We love this game. It’s short, easy and so chaotic. You also have a lot of interaction with other players. Things are never what they seem and do not go as planned in this game. You might be standing on a planet that another player decides to relocate, moving your ship with it. Or maybe another player will place a lot of map tiles with movement restrictions, making it harder to get to your goal. Then again, you might have events to make it harder for your opponents, or place everything back into order. We were also very happy with the small reference cards. There are many icons in this game and they can all be found on the reference cards. Also the turn summary is very well explained in short giving you a good reminder of what you can do. Every game we have played so far was completely different. Not only do you build a different map each time, there are also just so many unique tiles with different actions, restrictions, rule breaking texts, etc. No game is boring or repetitive. Also the stories you get to complete at the end of the game add a lot to the fun. Your mission file shares your story, but you fill in the blanks with the cards you upload, making the outcome often hilarious.

Final thoughts.

Planet Hexx is a space exploration tile board game with a lot of humor and manipulation cards. The rulebook is easy to learn and pretty short, but don’t expect each card to just follow the rules. There are so many unique cards in this game that it creates a lot of replayability. We found this game was awesome to play with two people already. But it’s also a very good game with more people. This game could also work well on small parties because of the theme and humor. We have a lot of fun with this game and Planet Hexx often makes it to our table after a heavy day of work for example. Since nothing in this game goes as planned anyway, you can’t really do much wrong and just have a lot of fun. It’s a great way to unwind in a fun way.
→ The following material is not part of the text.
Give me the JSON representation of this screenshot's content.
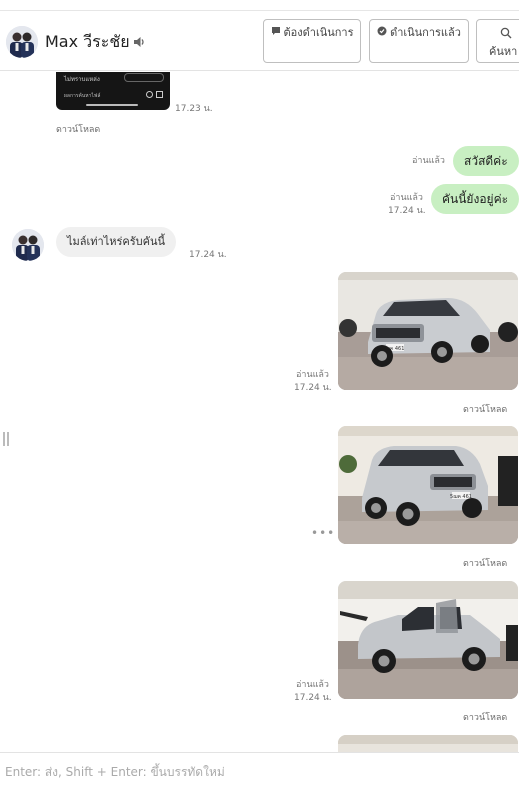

Leave a Reply

Fill in your details below or click an icon to log in:

WordPress.com Logo

You are commenting using your WordPress.com account. Log Out /  Change )

Facebook photo

You are commenting using your Facebook account. Log Out /  Change )

Connecting to %s

%d bloggers like this: